24Seven started Sunday at 7 p.m. in the Unofficial Zach Anner Studio. For an entire week, TSTV will place continual live content on air that includes programming such as a cereal show, girl talk, the Newlywed Show, student organization shows including Student Body President Thor Lund and Vice President Wills Brown and a late night talk show, as well as regularly scheduled shows like KVR News and Videogame Hour Live.

Rebecca Rushworth, station manager and Radio-Television-Film senior, said 24Seven and all programming on TSTV is the culmination of hard-working individuals who volunteer their time and effort to help produce shows all while going to class and learning at UT.

“The purpose of the event is to show that our volunteers are working hard to maintain the standard of being the only Federal Communications Commission licensed entirely student-run station in the country,” Rushworth said. “Part of being entirely student run is that we support ourselves along with some very appreciated support from the Student Services Budget Committee.”

24Seven raised approximately $1,500 last year, Rushworthsaid . She said the event began in 2008 as a fundraiser to purchase the station’s digital antenna but did not become an annual event until Spring 2012. 

In his second year as a volunteer for 24Seven, journalism junior and TSTV assistant news director Jon Scott said producing 168 hours of consecutive live content can get pretty crazy.

“We have people at the station all the time,” Scott said. “We have to. People sleep at the station. Someone has to be on camera at all times.”

Scott said he will spend around 20 hours on air throughout 24Seven, but not consecutively.

“Last year, I actually had to register for fall classes on camera at 8 a.m.,” Scott said.

Journalism senior and TSTV sports director Alexandra Stockwell said she enjoys the challenge.

“Some of the best content happens last minute at 3 a.m. so it’s one of those things that’s so much fun even though it’s technically work,” Stockwell said.

Content from 24 Seven will air all day online and on television — on digital antenna channel 29.1 and in dorms and Apogee on channel 15. Content will also air Monday through Friday from 9 p.m. to 10 p.m. on Channel Austin for service providers Time Warner and AT&T U-verse.

Rushworth said she hopes to raise nearly $3,000 this year and establish a relationship with businesses and student organizations.

Published on March 25, 2013 as "TSTV hosts annual 24Seven fundrasing event". 

Gage Paine, vice president of Student Affairs, announced Thursday that Jalah Goette will serve as the director of the Texas Student Media board.

The Texas Student Media board represents the various University student media outlets, including The Daily Texan, Texas Student Television, KVRX, the Texas Travesty and the Cactus Yearbook. Previously, UT was prepared to go through a national search for a new director, but after a recommendation from the Texas Student Media board, Paine decided to appoint Goette to the position.

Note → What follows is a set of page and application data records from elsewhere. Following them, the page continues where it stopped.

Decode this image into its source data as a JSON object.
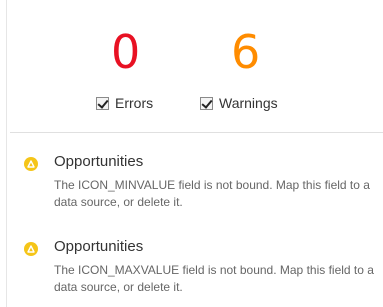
{
  "summary": {
    "errors_count": "0",
    "warnings_count": "6",
    "errors_label": "Errors",
    "warnings_label": "Warnings",
    "errors_checked": true,
    "warnings_checked": true,
    "errors_color": "#e81123",
    "warnings_color": "#ff8c00"
  },
  "issues": [
    {
      "icon": "warning-icon",
      "title": "Opportunities",
      "description": "The ICON_MINVALUE field is not bound. Map this field to a data source, or delete it."
    },
    {
      "icon": "warning-icon",
      "title": "Opportunities",
      "description": "The ICON_MAXVALUE field is not bound. Map this field to a data source, or delete it."
    }
  ]
}
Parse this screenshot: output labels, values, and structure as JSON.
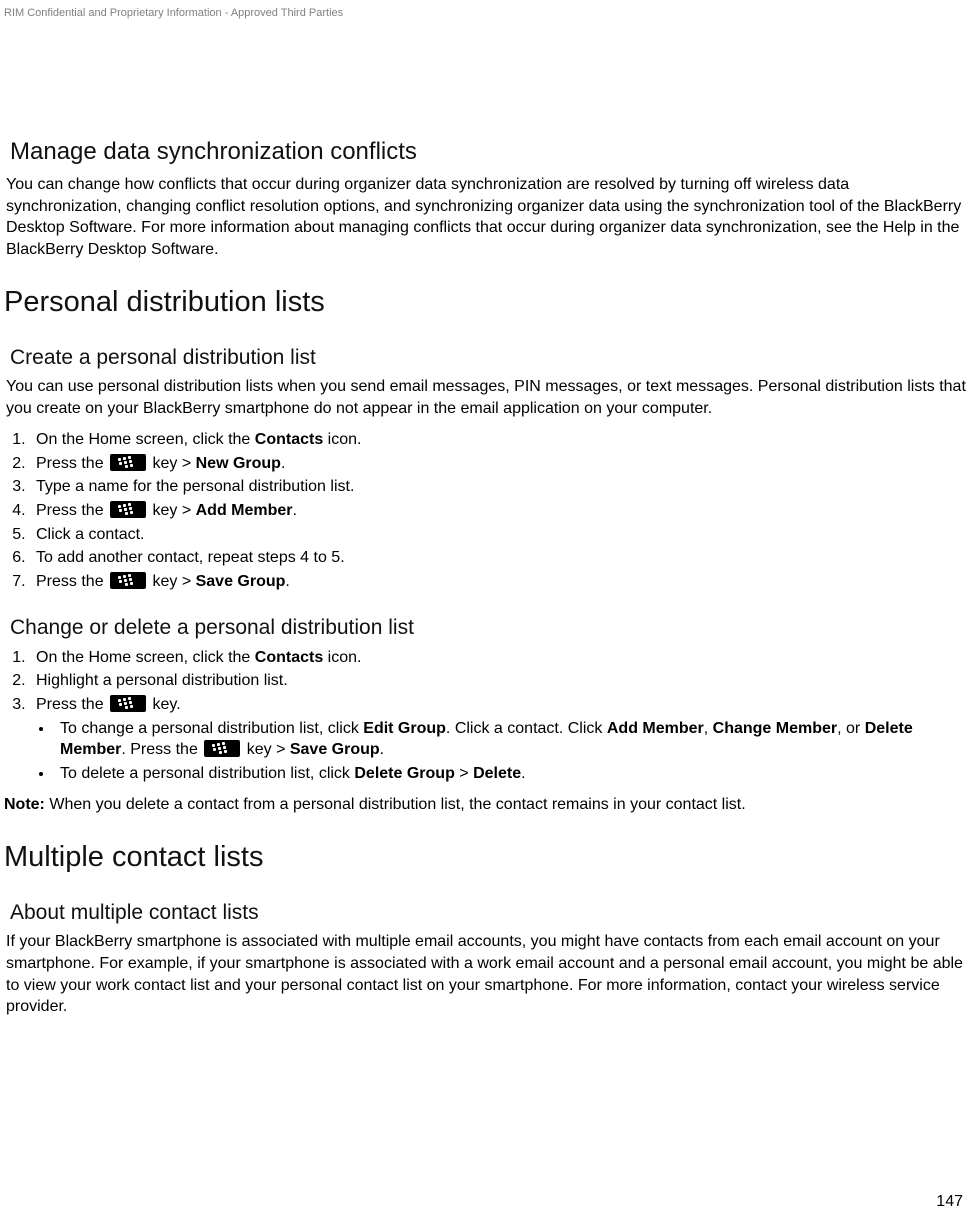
{
  "header": {
    "confidential": "RIM Confidential and Proprietary Information - Approved Third Parties"
  },
  "s1": {
    "title": "Manage data synchronization conflicts",
    "body": "You can change how conflicts that occur during organizer data synchronization are resolved by turning off wireless data synchronization, changing conflict resolution options, and synchronizing organizer data using the synchronization tool of the BlackBerry Desktop Software. For more information about managing conflicts that occur during organizer data synchronization, see the Help in the BlackBerry Desktop Software."
  },
  "s2": {
    "title": "Personal distribution lists",
    "create": {
      "title": "Create a personal distribution list",
      "intro": "You can use personal distribution lists when you send email messages, PIN messages, or text messages. Personal distribution lists that you create on your BlackBerry smartphone do not appear in the email application on your computer.",
      "steps": {
        "s1a": "On the Home screen, click the ",
        "s1b": "Contacts",
        "s1c": " icon.",
        "s2a": "Press the ",
        "s2b": " key > ",
        "s2c": "New Group",
        "s2d": ".",
        "s3": "Type a name for the personal distribution list.",
        "s4a": "Press the ",
        "s4b": " key > ",
        "s4c": "Add Member",
        "s4d": ".",
        "s5": "Click a contact.",
        "s6": "To add another contact, repeat steps 4 to 5.",
        "s7a": "Press the ",
        "s7b": " key > ",
        "s7c": "Save Group",
        "s7d": "."
      }
    },
    "change": {
      "title": "Change or delete a personal distribution list",
      "steps": {
        "s1a": "On the Home screen, click the ",
        "s1b": "Contacts",
        "s1c": " icon.",
        "s2": "Highlight a personal distribution list.",
        "s3a": "Press the ",
        "s3b": " key.",
        "b1a": "To change a personal distribution list, click ",
        "b1b": "Edit Group",
        "b1c": ". Click a contact. Click ",
        "b1d": "Add Member",
        "b1e": ", ",
        "b1f": "Change Member",
        "b1g": ", or ",
        "b1h": "Delete Member",
        "b1i": ". Press the ",
        "b1j": " key > ",
        "b1k": "Save Group",
        "b1l": ".",
        "b2a": "To delete a personal distribution list, click ",
        "b2b": "Delete Group",
        "b2c": " > ",
        "b2d": "Delete",
        "b2e": "."
      },
      "note_label": "Note:",
      "note_body": " When you delete a contact from a personal distribution list, the contact remains in your contact list."
    }
  },
  "s3": {
    "title": "Multiple contact lists",
    "about": {
      "title": "About multiple contact lists",
      "body": "If your BlackBerry smartphone is associated with multiple email accounts, you might have contacts from each email account on your smartphone. For example, if your smartphone is associated with a work email account and a personal email account, you might be able to view your work contact list and your personal contact list on your smartphone. For more information, contact your wireless service provider."
    }
  },
  "page_number": "147"
}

“While this is not the methodology that we typically use to fill a director-level position, I recognize that Texas Student Media has had considerable leadership transition challenges over the last few years,” Paine said in a memorandum to the board.

Goette has served as the interim director since the spring, when Gary Borders, the former Texas Student Media board director, resigned. Borders said his resignation was forced by Juan Gonzalez, former vice president of Student Affairs, because Borders proposed the selling of KVRX and Texas Student Television.

Goette has been with Texas Student Media for six years. Previously, she was the assistant director, where she dealt with Texas Student Media business and advertising.

Printed on Friday, November 9, 2012 as: Texas Student Media board appoints interim director to permanent position